## TASK
Reproduce the listing that follows word for word, without its pictures.

+---+

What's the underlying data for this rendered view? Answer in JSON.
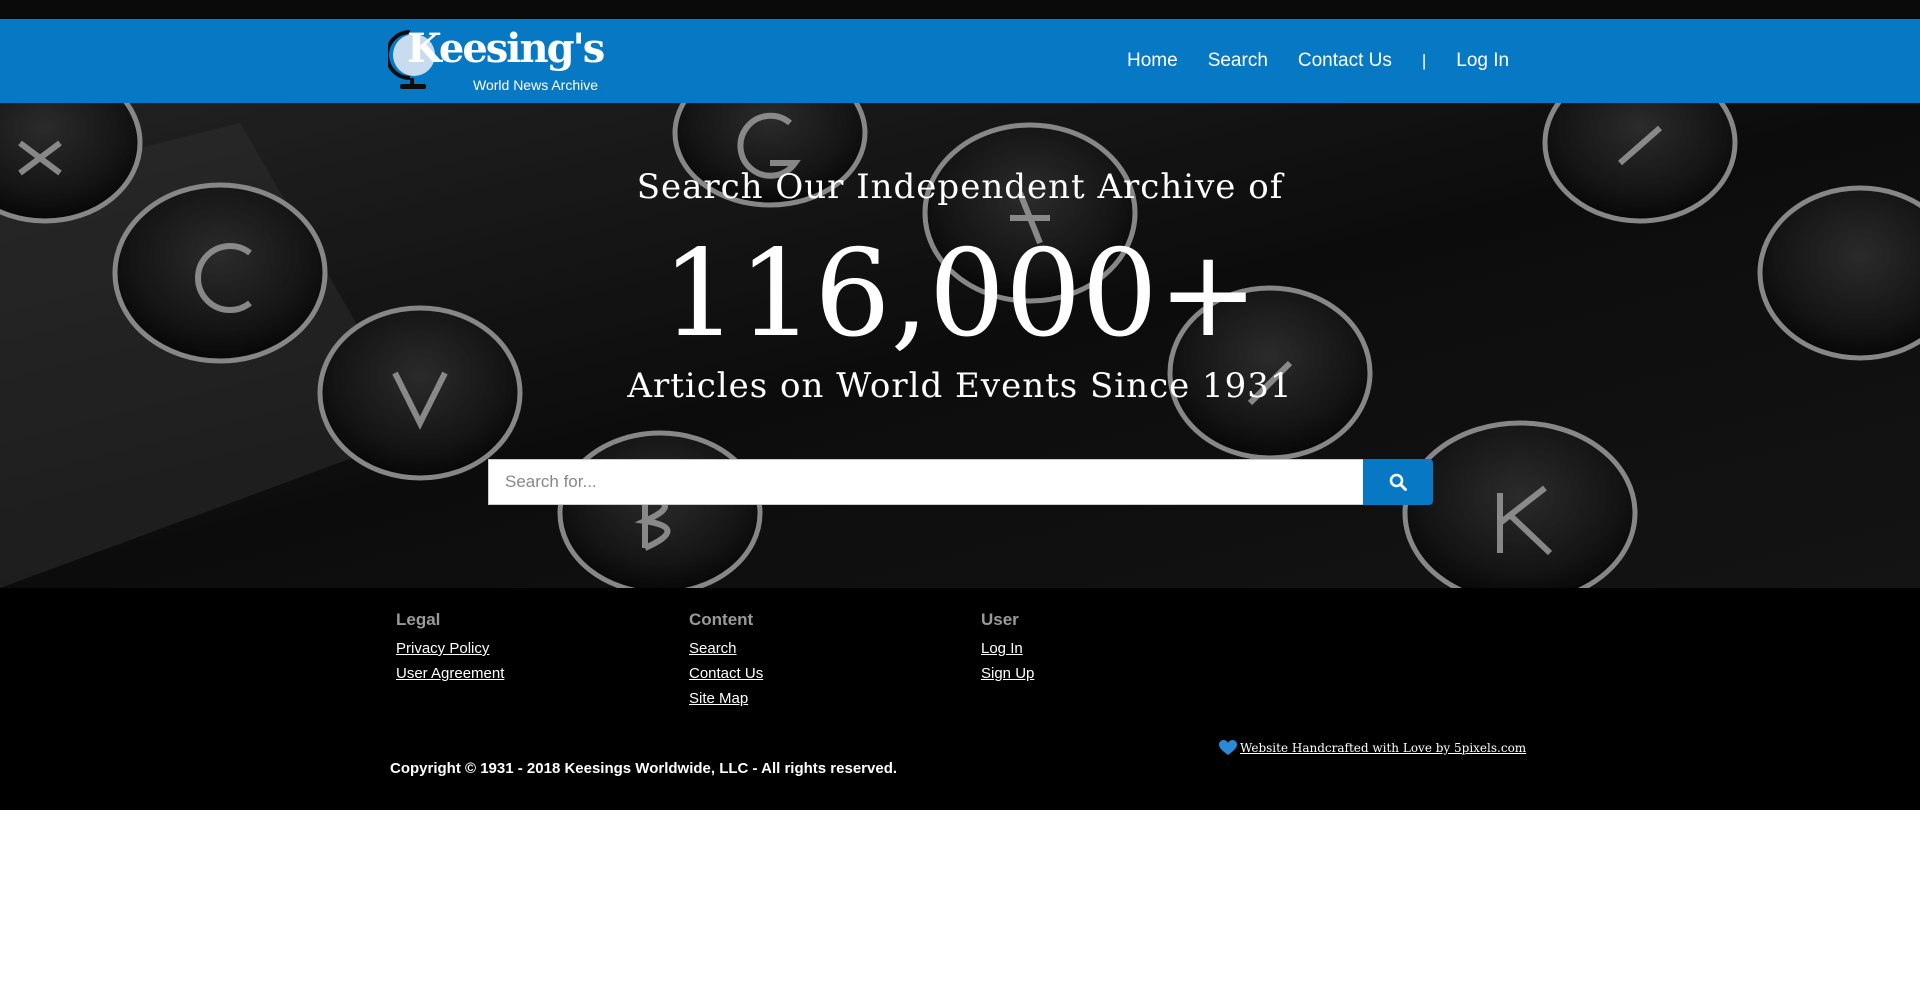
{
  "brand": {
    "name": "Keesing's",
    "tagline": "World News Archive"
  },
  "nav": {
    "home": "Home",
    "search": "Search",
    "contact": "Contact Us",
    "separator": "|",
    "login": "Log In"
  },
  "hero": {
    "line1": "Search Our Independent Archive of",
    "count": "116,000+",
    "line3": "Articles on World Events Since 1931",
    "search_placeholder": "Search for..."
  },
  "footer": {
    "legal": {
      "heading": "Legal",
      "links": [
        "Privacy Policy",
        "User Agreement"
      ]
    },
    "content": {
      "heading": "Content",
      "links": [
        "Search",
        "Contact Us",
        "Site Map"
      ]
    },
    "user": {
      "heading": "User",
      "links": [
        "Log In",
        "Sign Up"
      ]
    },
    "credit": "Website Handcrafted with Love by 5pixels.com",
    "copyright": "Copyright © 1931 - 2018 Keesings Worldwide, LLC - All rights reserved."
  },
  "colors": {
    "brand_blue": "#0678c4",
    "top_strip": "#0a0a0a",
    "footer_bg": "#000000",
    "footer_heading": "#9a9a9a"
  },
  "icons": {
    "logo": "globe-icon",
    "search_button": "search-icon",
    "credit": "heart-icon"
  }
}
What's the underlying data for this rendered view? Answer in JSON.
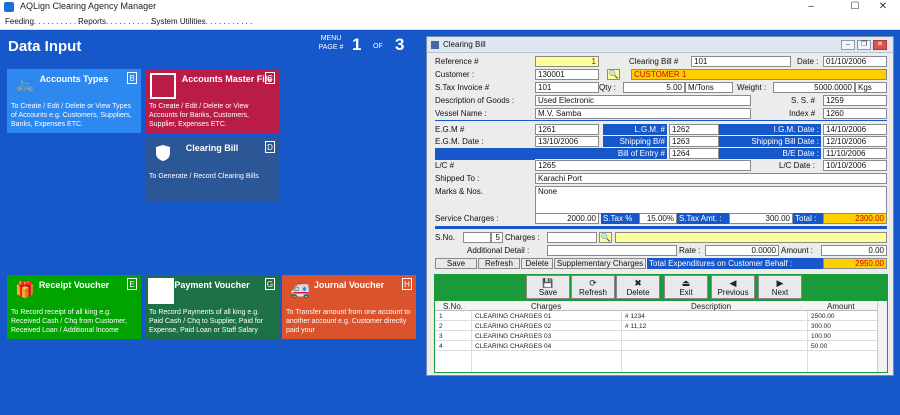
{
  "app": {
    "title": "AQLign Clearing Agency Manager"
  },
  "window_controls": {
    "minimize": "–",
    "maximize": "☐",
    "close": "✕"
  },
  "menu": [
    "Feeding. . . . . . . . . . .",
    "Reports. . . . . . . . . . .",
    "System Utilities. . . . . . . . . . ."
  ],
  "desktop": {
    "title": "Data Input",
    "menu_label": "MENU",
    "page_label": "PAGE #",
    "page_num": "1",
    "of_label": "OF",
    "page_total": "3",
    "background": "#1657c9"
  },
  "tiles": [
    {
      "title": "Accounts Types",
      "key": "B",
      "desc": "To Create / Edit / Delete or View Types of Accounts e.g. Customers, Suppliers, Banks, Expenses ETC.",
      "color": "#2d89ef",
      "icon": "bicycle-icon"
    },
    {
      "title": "Accounts Master File",
      "key": "C",
      "desc": "To Create / Edit / Delete or View Accounts for Banks, Customers, Supplier, Expenses ETC.",
      "color": "#b91d47",
      "icon": "blank-square-icon"
    },
    {
      "title": "Clearing Bill",
      "key": "D",
      "desc": "To Generate / Record Clearing Bills",
      "color": "#2b5797",
      "icon": "shield-icon"
    },
    {
      "title": "Receipt Voucher",
      "key": "E",
      "desc": "To Record receipt of all king e.g. Received Cash / Chq from Customer, Received Loan / Additional Income",
      "color": "#00a300",
      "icon": "gift-icon"
    },
    {
      "title": "Payment Voucher",
      "key": "G",
      "desc": "To Record Payments of all king e.g. Paid Cash / Chq to Supplier, Paid for Expense, Paid Loan or Staff Salary",
      "color": "#1e7145",
      "icon": "blank-square-icon"
    },
    {
      "title": "Journal Voucher",
      "key": "H",
      "desc": "To Transfer amount from one account to another account e.g. Customer directly paid your",
      "color": "#da532c",
      "icon": "ambulance-icon"
    }
  ],
  "bill": {
    "window_title": "Clearing Bill",
    "labels": {
      "reference": "Reference #",
      "clearing_bill": "Clearing Bill #",
      "date": "Date :",
      "customer": "Customer :",
      "stax_invoice": "S.Tax Invoice #",
      "qty": "Qty :",
      "weight": "Weight :",
      "desc_goods": "Description of Goods :",
      "ss": "S. S. #",
      "vessel": "Vessel Name :",
      "index": "Index #",
      "egm": "E.G.M #",
      "lgm": "L.G.M. #",
      "igm_date": "I.G.M. Date :",
      "egm_date": "E.G.M. Date :",
      "shipping_b": "Shipping B/#",
      "shipping_bill_date": "Shipping Bill Date :",
      "bill_of_entry": "Bill of Entry #",
      "be_date": "B/E Date :",
      "lc": "L/C #",
      "lc_date": "L/C Date :",
      "shipped_to": "Shipped To :",
      "marks": "Marks & Nos.",
      "service_charges": "Service Charges :",
      "stax_pct": "S.Tax %",
      "stax_amt": "S.Tax Amt. :",
      "total": "Total :",
      "sno": "S.No.",
      "charges": "Charges :",
      "additional_detail": "Additional Detail :",
      "rate": "Rate :",
      "amount": "Amount :",
      "total_exp": "Total Expenditures on Customer Behalf :"
    },
    "values": {
      "reference": "1",
      "clearing_bill": "101",
      "date": "01/10/2006",
      "customer_code": "130001",
      "customer_name": "CUSTOMER 1",
      "stax_invoice": "101",
      "qty": "5.00",
      "qty_unit": "M/Tons",
      "weight": "5000.0000",
      "weight_unit": "Kgs",
      "desc_goods": "Used Electronic",
      "ss": "1259",
      "vessel": "M.V. Samba",
      "index": "1260",
      "egm": "1261",
      "lgm": "1262",
      "igm_date": "14/10/2006",
      "egm_date": "13/10/2006",
      "shipping_b": "1263",
      "shipping_bill_date": "12/10/2006",
      "bill_of_entry": "1264",
      "be_date": "11/10/2006",
      "lc": "1265",
      "lc_date": "10/10/2006",
      "shipped_to": "Karachi Port",
      "marks": "None",
      "service_charges": "2000.00",
      "stax_pct": "15.00%",
      "stax_amt": "300.00",
      "total": "2300.00",
      "sno": "5",
      "rate": "0.0000",
      "amount": "0.00",
      "total_exp": "2950.00"
    },
    "small_buttons": [
      "Save",
      "Refresh",
      "Delete",
      "Supplementary Charges"
    ],
    "toolbar": [
      {
        "label": "Save",
        "icon": "save-icon",
        "glyph": "💾"
      },
      {
        "label": "Refresh",
        "icon": "refresh-icon",
        "glyph": "⟳"
      },
      {
        "label": "Delete",
        "icon": "delete-icon",
        "glyph": "✖"
      },
      {
        "label": "Exit",
        "icon": "exit-icon",
        "glyph": "⏏"
      },
      {
        "label": "Previous",
        "icon": "previous-icon",
        "glyph": "◀"
      },
      {
        "label": "Next",
        "icon": "next-icon",
        "glyph": "▶"
      }
    ],
    "grid": {
      "headers": [
        "S.No.",
        "Charges",
        "Description",
        "Amount"
      ],
      "rows": [
        [
          "1",
          "CLEARING CHARGES 01",
          "# 1234",
          "2500.00"
        ],
        [
          "2",
          "CLEARING CHARGES 02",
          "# 11,12",
          "300.00"
        ],
        [
          "3",
          "CLEARING CHARGES 03",
          "",
          "100.00"
        ],
        [
          "4",
          "CLEARING CHARGES 04",
          "",
          "50.00"
        ]
      ]
    }
  }
}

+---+

## ANSWER TO THE EXERCISE
What's the underlying data for this rendered view? Answer in JSON.
{
  "brand": {
    "name": "Keesing's",
    "tagline": "World News Archive"
  },
  "nav": {
    "home": "Home",
    "search": "Search",
    "contact": "Contact Us",
    "separator": "|",
    "login": "Log In"
  },
  "hero": {
    "line1": "Search Our Independent Archive of",
    "count": "116,000+",
    "line3": "Articles on World Events Since 1931",
    "search_placeholder": "Search for..."
  },
  "footer": {
    "legal": {
      "heading": "Legal",
      "links": [
        "Privacy Policy",
        "User Agreement"
      ]
    },
    "content": {
      "heading": "Content",
      "links": [
        "Search",
        "Contact Us",
        "Site Map"
      ]
    },
    "user": {
      "heading": "User",
      "links": [
        "Log In",
        "Sign Up"
      ]
    },
    "credit": "Website Handcrafted with Love by 5pixels.com",
    "copyright": "Copyright © 1931 - 2018 Keesings Worldwide, LLC - All rights reserved."
  },
  "colors": {
    "brand_blue": "#0678c4",
    "top_strip": "#0a0a0a",
    "footer_bg": "#000000",
    "footer_heading": "#9a9a9a"
  },
  "icons": {
    "logo": "globe-icon",
    "search_button": "search-icon",
    "credit": "heart-icon"
  }
}
What's the underlying data for this rendered view? Answer in JSON.
{
  "app": {
    "title": "AQLign Clearing Agency Manager"
  },
  "window_controls": {
    "minimize": "–",
    "maximize": "☐",
    "close": "✕"
  },
  "menu": [
    "Feeding. . . . . . . . . . .",
    "Reports. . . . . . . . . . .",
    "System Utilities. . . . . . . . . . ."
  ],
  "desktop": {
    "title": "Data Input",
    "menu_label": "MENU",
    "page_label": "PAGE #",
    "page_num": "1",
    "of_label": "OF",
    "page_total": "3",
    "background": "#1657c9"
  },
  "tiles": [
    {
      "title": "Accounts Types",
      "key": "B",
      "desc": "To Create / Edit / Delete or View Types of Accounts e.g. Customers, Suppliers, Banks, Expenses ETC.",
      "color": "#2d89ef",
      "icon": "bicycle-icon"
    },
    {
      "title": "Accounts Master File",
      "key": "C",
      "desc": "To Create / Edit / Delete or View Accounts for Banks, Customers, Supplier, Expenses ETC.",
      "color": "#b91d47",
      "icon": "blank-square-icon"
    },
    {
      "title": "Clearing Bill",
      "key": "D",
      "desc": "To Generate / Record Clearing Bills",
      "color": "#2b5797",
      "icon": "shield-icon"
    },
    {
      "title": "Receipt Voucher",
      "key": "E",
      "desc": "To Record receipt of all king e.g. Received Cash / Chq from Customer, Received Loan / Additional Income",
      "color": "#00a300",
      "icon": "gift-icon"
    },
    {
      "title": "Payment Voucher",
      "key": "G",
      "desc": "To Record Payments of all king e.g. Paid Cash / Chq to Supplier, Paid for Expense, Paid Loan or Staff Salary",
      "color": "#1e7145",
      "icon": "blank-square-icon"
    },
    {
      "title": "Journal Voucher",
      "key": "H",
      "desc": "To Transfer amount from one account to another account e.g. Customer directly paid your",
      "color": "#da532c",
      "icon": "ambulance-icon"
    }
  ],
  "bill": {
    "window_title": "Clearing Bill",
    "labels": {
      "reference": "Reference #",
      "clearing_bill": "Clearing Bill #",
      "date": "Date :",
      "customer": "Customer :",
      "stax_invoice": "S.Tax Invoice #",
      "qty": "Qty :",
      "weight": "Weight :",
      "desc_goods": "Description of Goods :",
      "ss": "S. S. #",
      "vessel": "Vessel Name :",
      "index": "Index #",
      "egm": "E.G.M #",
      "lgm": "L.G.M. #",
      "igm_date": "I.G.M. Date :",
      "egm_date": "E.G.M. Date :",
      "shipping_b": "Shipping B/#",
      "shipping_bill_date": "Shipping Bill Date :",
      "bill_of_entry": "Bill of Entry #",
      "be_date": "B/E Date :",
      "lc": "L/C #",
      "lc_date": "L/C Date :",
      "shipped_to": "Shipped To :",
      "marks": "Marks & Nos.",
      "service_charges": "Service Charges :",
      "stax_pct": "S.Tax %",
      "stax_amt": "S.Tax Amt. :",
      "total": "Total :",
      "sno": "S.No.",
      "charges": "Charges :",
      "additional_detail": "Additional Detail :",
      "rate": "Rate :",
      "amount": "Amount :",
      "total_exp": "Total Expenditures on Customer Behalf :"
    },
    "values": {
      "reference": "1",
      "clearing_bill": "101",
      "date": "01/10/2006",
      "customer_code": "130001",
      "customer_name": "CUSTOMER 1",
      "stax_invoice": "101",
      "qty": "5.00",
      "qty_unit": "M/Tons",
      "weight": "5000.0000",
      "weight_unit": "Kgs",
      "desc_goods": "Used Electronic",
      "ss": "1259",
      "vessel": "M.V. Samba",
      "index": "1260",
      "egm": "1261",
      "lgm": "1262",
      "igm_date": "14/10/2006",
      "egm_date": "13/10/2006",
      "shipping_b": "1263",
      "shipping_bill_date": "12/10/2006",
      "bill_of_entry": "1264",
      "be_date": "11/10/2006",
      "lc": "1265",
      "lc_date": "10/10/2006",
      "shipped_to": "Karachi Port",
      "marks": "None",
      "service_charges": "2000.00",
      "stax_pct": "15.00%",
      "stax_amt": "300.00",
      "total": "2300.00",
      "sno": "5",
      "rate": "0.0000",
      "amount": "0.00",
      "total_exp": "2950.00"
    },
    "small_buttons": [
      "Save",
      "Refresh",
      "Delete",
      "Supplementary Charges"
    ],
    "toolbar": [
      {
        "label": "Save",
        "icon": "save-icon",
        "glyph": "💾"
      },
      {
        "label": "Refresh",
        "icon": "refresh-icon",
        "glyph": "⟳"
      },
      {
        "label": "Delete",
        "icon": "delete-icon",
        "glyph": "✖"
      },
      {
        "label": "Exit",
        "icon": "exit-icon",
        "glyph": "⏏"
      },
      {
        "label": "Previous",
        "icon": "previous-icon",
        "glyph": "◀"
      },
      {
        "label": "Next",
        "icon": "next-icon",
        "glyph": "▶"
      }
    ],
    "grid": {
      "headers": [
        "S.No.",
        "Charges",
        "Description",
        "Amount"
      ],
      "rows": [
        [
          "1",
          "CLEARING CHARGES 01",
          "# 1234",
          "2500.00"
        ],
        [
          "2",
          "CLEARING CHARGES 02",
          "# 11,12",
          "300.00"
        ],
        [
          "3",
          "CLEARING CHARGES 03",
          "",
          "100.00"
        ],
        [
          "4",
          "CLEARING CHARGES 04",
          "",
          "50.00"
        ]
      ]
    }
  }
}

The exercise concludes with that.